If you place a great deal of importance on accomplishments or just plain getting stuff done, you probably have a lot of goals. If you have a lot of goals, you probably struggle to prioritize them. Now there are some people that can fairly easily connect the dots between their goals and the trajectory of their lives. These people are usually linear thinkers. They see single, straight paths to meeting each goal they have and they’re able to isolate each one so as not to get distracted. Non-linear thinkers, see paths to meeting their goals as less defined and more abstract. While I don’t want to dismiss linear-thinking, I’m much more interested in non-linear goal setters.
When trying to prioritize goals, I think it’s helpful to understand how goals differ from values and how they relate to one another.

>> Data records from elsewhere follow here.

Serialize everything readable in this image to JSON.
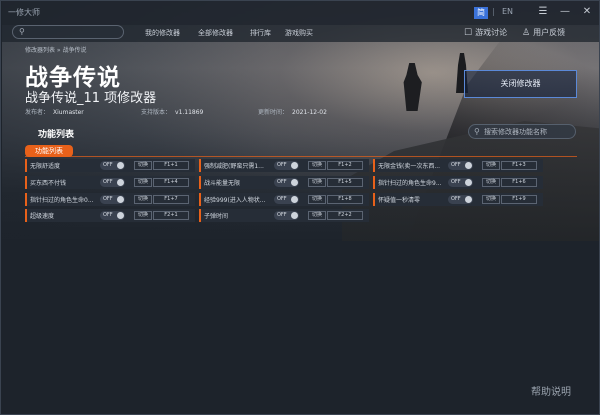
{
  "window": {
    "app_name": "一修大师"
  },
  "lang": {
    "cn": "简",
    "sep": "|",
    "en": "EN"
  },
  "controls": {
    "menu": "☰",
    "min": "—",
    "close": "✕"
  },
  "nav": {
    "search_placeholder": "",
    "items": [
      "我的修改器",
      "全部修改器",
      "排行库",
      "游戏购买"
    ],
    "right": [
      {
        "icon": "chat-icon",
        "glyph": "☐",
        "label": "游戏讨论"
      },
      {
        "icon": "user-feedback-icon",
        "glyph": "♙",
        "label": "用户反馈"
      }
    ]
  },
  "breadcrumb": "修改器列表 » 战争传说",
  "game": {
    "title": "战争传说",
    "trainer_title": "战争传说_11 项修改器",
    "publisher_label": "发布者：",
    "publisher": "Xiumaster",
    "version_label": "支持版本：",
    "version": "v1.11869",
    "updated_label": "更新时间：",
    "updated": "2021-12-02"
  },
  "close_trainer_label": "关闭修改器",
  "section_title": "功能列表",
  "func_search_placeholder": "搜索修改器功能名称",
  "tab_badge": "功能列表",
  "toggle_text": "OFF",
  "hotkey_label": "切换",
  "cheats": [
    {
      "label": "无限舒适度",
      "key": "F1+1"
    },
    {
      "label": "强制减肥(野蛮只需1...",
      "key": "F1+2"
    },
    {
      "label": "无限金钱(卖一次东西...",
      "key": "F1+3"
    },
    {
      "label": "买东西不付钱",
      "key": "F1+4"
    },
    {
      "label": "战斗能量无限",
      "key": "F1+5"
    },
    {
      "label": "指针扫过的角色生命9...",
      "key": "F1+6"
    },
    {
      "label": "指针扫过的角色生命0...",
      "key": "F1+7"
    },
    {
      "label": "经验999(进入人物状...",
      "key": "F1+8"
    },
    {
      "label": "怀疑值一秒清零",
      "key": "F1+9"
    },
    {
      "label": "超级速度",
      "key": "F2+1"
    },
    {
      "label": "子弹时间",
      "key": "F2+2"
    }
  ],
  "help_label": "帮助说明"
}
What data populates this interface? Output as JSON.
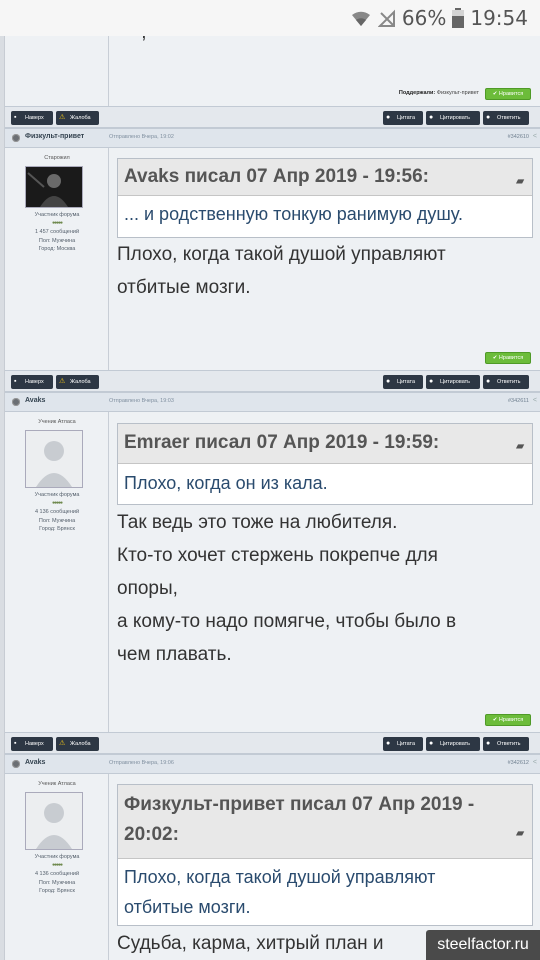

Joshua Becker (Becoming Minimalist) wrote a great post the other day that touched on this topic. He explained that things like decluttering your home or downsizing it were great goals, but not values. Values, in fact, inform and shape goals.
How Goals and Values Differ
- Goals have a beginning and end; they can be completed. Values are formed over time. While they may have origins in things like traditions and experiences, they aren’t developed overnight. Furthermore, they can’t be started or completed.
- Goals are measurable and definable in terms of results and outcomes. While they can be described and referenced as the basis for certain behaviors or practices, they can’t truly be measured.
- Goals don’t necessarily reflect what’s important to us, but they do illustrate what we believe we need to do. Values are guidelines for what’s important to us and what we care about. Not just what our obligations are.
How Goals and Values Interact
Values heavily influence how we go about meeting our goals. Why do you work hard at some goals and not others? If many goals have multiple means to meet them, how do you determine which method to take? The answer is found in our values. This is where the trick to setting priorities for our goals lies.
If you struggle with setting priorities for your goals, it’s time to ask yourself questions about what’s important in your life. Consider why certain things are important to you. Reflect on the experiences that helped shape those values. Perhaps a second glance will help you realize something you never saw before. Maybe then you can start piecing together next steps for tackling your goals.